Data about app and page elements
-*-

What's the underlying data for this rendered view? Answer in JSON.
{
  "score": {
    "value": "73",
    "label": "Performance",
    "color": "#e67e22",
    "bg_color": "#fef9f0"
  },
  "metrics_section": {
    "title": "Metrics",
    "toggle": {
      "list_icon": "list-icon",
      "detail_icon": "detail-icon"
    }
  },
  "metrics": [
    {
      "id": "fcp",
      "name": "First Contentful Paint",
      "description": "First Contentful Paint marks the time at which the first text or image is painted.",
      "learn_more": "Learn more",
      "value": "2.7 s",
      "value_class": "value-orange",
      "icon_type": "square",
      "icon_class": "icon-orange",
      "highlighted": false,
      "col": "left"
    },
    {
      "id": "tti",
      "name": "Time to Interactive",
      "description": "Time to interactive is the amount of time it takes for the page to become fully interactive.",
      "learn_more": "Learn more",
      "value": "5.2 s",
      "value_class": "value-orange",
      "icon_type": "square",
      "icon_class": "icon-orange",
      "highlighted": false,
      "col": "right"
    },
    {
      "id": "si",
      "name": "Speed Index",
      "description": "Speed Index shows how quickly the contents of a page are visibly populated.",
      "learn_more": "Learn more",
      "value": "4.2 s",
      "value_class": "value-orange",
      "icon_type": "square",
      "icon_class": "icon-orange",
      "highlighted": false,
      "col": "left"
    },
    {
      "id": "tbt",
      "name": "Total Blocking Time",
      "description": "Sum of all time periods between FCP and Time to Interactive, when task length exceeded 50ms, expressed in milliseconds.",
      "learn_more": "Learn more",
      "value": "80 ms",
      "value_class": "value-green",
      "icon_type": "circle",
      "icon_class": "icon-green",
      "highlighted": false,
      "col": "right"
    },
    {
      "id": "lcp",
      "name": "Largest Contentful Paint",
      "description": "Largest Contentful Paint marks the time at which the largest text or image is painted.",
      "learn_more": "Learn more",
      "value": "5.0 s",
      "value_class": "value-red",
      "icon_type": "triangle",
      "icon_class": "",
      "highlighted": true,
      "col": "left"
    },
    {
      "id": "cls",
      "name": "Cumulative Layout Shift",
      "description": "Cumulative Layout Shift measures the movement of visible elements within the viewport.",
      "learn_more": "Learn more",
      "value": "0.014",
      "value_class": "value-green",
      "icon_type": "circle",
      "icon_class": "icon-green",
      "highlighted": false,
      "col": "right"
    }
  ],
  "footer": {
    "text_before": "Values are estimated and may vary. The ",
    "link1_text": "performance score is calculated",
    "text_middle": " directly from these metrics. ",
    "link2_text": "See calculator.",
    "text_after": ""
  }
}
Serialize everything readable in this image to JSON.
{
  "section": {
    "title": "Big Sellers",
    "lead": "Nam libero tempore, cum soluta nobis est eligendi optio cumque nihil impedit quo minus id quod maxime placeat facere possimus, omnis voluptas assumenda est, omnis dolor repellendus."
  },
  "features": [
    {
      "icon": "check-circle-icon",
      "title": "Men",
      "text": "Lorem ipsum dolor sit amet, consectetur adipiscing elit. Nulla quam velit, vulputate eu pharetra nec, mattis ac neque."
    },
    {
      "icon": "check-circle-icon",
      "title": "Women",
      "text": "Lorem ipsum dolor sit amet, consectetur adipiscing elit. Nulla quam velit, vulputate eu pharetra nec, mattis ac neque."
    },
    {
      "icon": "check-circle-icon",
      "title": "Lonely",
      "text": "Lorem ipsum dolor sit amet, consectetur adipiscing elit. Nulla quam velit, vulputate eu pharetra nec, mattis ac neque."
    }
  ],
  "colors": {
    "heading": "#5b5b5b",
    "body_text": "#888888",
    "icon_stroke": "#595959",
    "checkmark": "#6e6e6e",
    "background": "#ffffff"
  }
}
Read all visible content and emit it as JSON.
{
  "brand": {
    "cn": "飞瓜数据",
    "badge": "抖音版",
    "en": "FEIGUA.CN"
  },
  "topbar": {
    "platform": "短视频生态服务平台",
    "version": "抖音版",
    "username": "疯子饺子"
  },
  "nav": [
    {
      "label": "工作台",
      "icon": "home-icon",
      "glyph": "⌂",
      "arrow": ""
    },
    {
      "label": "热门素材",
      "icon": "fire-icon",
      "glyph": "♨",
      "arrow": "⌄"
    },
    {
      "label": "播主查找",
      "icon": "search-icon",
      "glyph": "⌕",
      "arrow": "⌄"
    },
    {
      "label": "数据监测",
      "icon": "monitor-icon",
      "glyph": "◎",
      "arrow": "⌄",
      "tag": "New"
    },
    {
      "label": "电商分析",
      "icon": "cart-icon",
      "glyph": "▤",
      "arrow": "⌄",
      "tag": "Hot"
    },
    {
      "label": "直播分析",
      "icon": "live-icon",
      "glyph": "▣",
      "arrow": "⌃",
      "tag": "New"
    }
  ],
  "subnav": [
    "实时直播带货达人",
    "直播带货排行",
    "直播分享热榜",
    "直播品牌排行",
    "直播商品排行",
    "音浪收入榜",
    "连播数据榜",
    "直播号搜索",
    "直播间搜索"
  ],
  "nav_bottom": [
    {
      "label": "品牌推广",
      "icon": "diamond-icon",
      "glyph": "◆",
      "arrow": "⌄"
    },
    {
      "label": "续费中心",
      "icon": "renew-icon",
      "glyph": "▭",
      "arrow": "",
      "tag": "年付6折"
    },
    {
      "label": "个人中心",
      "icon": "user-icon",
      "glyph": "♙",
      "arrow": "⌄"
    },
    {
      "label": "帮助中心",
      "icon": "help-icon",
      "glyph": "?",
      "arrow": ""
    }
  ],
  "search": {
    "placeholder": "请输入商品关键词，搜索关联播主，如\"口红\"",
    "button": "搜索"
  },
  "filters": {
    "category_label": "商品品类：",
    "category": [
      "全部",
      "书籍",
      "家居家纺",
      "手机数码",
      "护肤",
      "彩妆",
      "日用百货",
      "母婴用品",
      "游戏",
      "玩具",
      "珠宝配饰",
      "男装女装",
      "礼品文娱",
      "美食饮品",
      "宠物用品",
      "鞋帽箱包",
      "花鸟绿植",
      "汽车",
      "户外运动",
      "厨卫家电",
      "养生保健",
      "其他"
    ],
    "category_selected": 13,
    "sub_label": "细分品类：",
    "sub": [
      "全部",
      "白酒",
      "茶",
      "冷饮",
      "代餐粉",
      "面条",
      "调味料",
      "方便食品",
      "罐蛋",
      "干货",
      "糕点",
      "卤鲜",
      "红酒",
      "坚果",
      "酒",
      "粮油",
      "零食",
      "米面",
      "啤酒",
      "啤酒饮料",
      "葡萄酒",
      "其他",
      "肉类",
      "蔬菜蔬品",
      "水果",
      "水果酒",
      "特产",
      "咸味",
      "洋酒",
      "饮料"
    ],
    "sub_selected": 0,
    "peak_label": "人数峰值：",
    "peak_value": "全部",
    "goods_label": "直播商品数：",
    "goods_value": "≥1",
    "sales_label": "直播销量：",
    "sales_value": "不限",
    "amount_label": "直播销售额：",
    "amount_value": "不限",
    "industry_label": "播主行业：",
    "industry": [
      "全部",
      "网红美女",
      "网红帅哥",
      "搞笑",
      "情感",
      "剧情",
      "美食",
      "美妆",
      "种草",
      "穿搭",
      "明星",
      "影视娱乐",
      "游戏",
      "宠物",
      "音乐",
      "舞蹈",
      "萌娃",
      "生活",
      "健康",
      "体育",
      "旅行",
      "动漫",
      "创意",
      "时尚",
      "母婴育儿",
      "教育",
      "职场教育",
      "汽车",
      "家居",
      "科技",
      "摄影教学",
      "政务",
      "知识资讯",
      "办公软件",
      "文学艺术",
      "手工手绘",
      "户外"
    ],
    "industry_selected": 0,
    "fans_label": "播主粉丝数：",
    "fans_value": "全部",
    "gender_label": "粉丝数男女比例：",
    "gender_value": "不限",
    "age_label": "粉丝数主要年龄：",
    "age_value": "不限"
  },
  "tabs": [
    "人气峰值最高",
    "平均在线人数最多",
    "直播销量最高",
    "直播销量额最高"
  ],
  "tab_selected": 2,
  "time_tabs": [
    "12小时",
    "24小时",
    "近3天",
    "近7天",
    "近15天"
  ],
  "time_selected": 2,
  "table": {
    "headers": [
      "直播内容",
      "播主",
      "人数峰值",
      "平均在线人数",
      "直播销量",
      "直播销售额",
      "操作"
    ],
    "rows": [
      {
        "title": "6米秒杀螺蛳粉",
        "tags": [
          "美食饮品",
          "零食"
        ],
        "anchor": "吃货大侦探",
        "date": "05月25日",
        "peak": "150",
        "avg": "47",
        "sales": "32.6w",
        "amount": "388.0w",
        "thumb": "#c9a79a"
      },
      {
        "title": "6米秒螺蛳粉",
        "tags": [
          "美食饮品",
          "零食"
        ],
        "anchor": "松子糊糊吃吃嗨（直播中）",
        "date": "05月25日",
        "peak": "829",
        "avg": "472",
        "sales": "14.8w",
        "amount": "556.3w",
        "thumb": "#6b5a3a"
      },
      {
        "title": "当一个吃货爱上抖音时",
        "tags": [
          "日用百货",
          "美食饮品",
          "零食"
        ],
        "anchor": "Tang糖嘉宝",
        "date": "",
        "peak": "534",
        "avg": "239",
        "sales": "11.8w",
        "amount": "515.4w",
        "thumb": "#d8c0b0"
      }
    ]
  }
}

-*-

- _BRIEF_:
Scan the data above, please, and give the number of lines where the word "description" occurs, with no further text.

- _ANSWER TO THIS PROBLEM_:
6